"We have to find more and more ways to build relationships with new immigrants in our communities and communities of color,'' he said.
The son of a pastor, Hanson grew up in the St. Anthony Park neighborhood of St. Paul and attended Minnehaha Academy. He holds degrees from Augsburg College, the Union Theological Seminary in New York City and Harvard Divinity School.
Hanson was ordained in 1974 and has served as a pastor at churches in Minneapolis and Edina. He became a bishop in 1995 and is the vice chair of the ELCA Conference of Bishops.
Hanson's wife, Ione, is the director of social work at Children's Hospitals in St. Paul and Minneapolis. They have six children and one grandchild.
When Hanson moves to Chicago to begin serving his term as presiding bishop, St. Paul leaders say, they will miss the man they describe as a collaborative and courageous person.
"I think of him as just an incredible leader. He is a person who is both visionary but cares deeply about people," said Janet Thompson, vice president of the St. Paul Area Synod. "He has transformed the life of the St. Paul Area Synod, focusing on mission and what 119 congregations can do together that none of us can do alone. I think he has taken risks to accomplish some of those goals."
MARK S. HANSON
Home: Grew up in St. Paul; now lives in Minneapolis.
Education: Minnehaha Academy, Augsburg College, Union Theological Seminary in New York, Luther Seminary, Harvard Divinity School. Ordained in 1974.
Churches served as pastor: University Lutheran Church of Hope, Minneapolis; Edina Community Lutheran Church; Prince of Glory Lutheran Church, Minneapolis.

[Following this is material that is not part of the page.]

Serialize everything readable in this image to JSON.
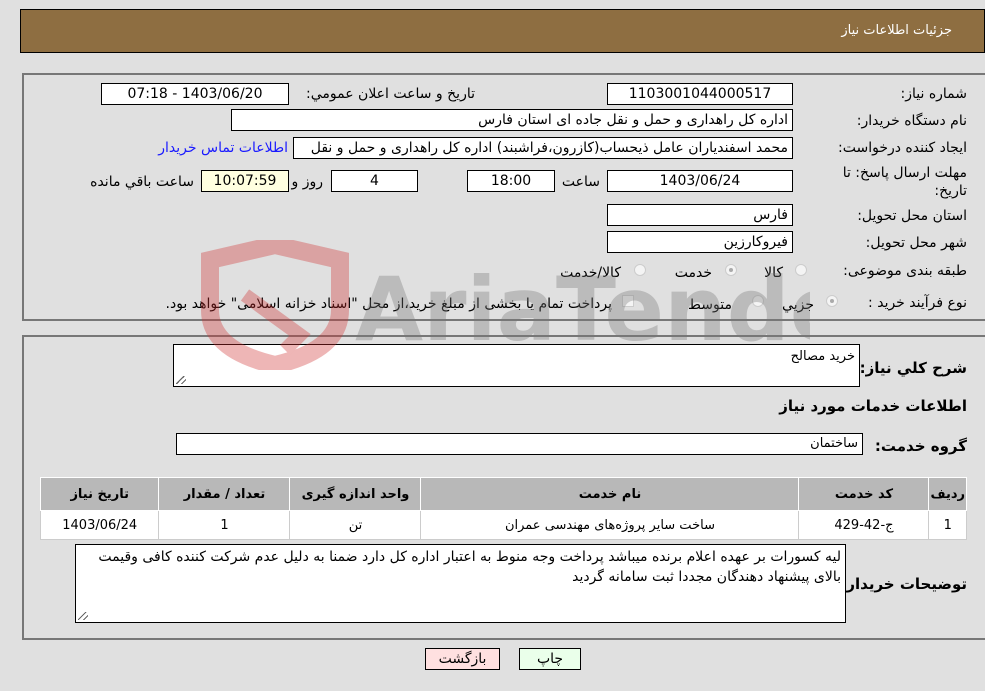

Bishop: First elected in 1995; elected to a second term this spring.
Family: Wife, Ione; six children; one grandchild.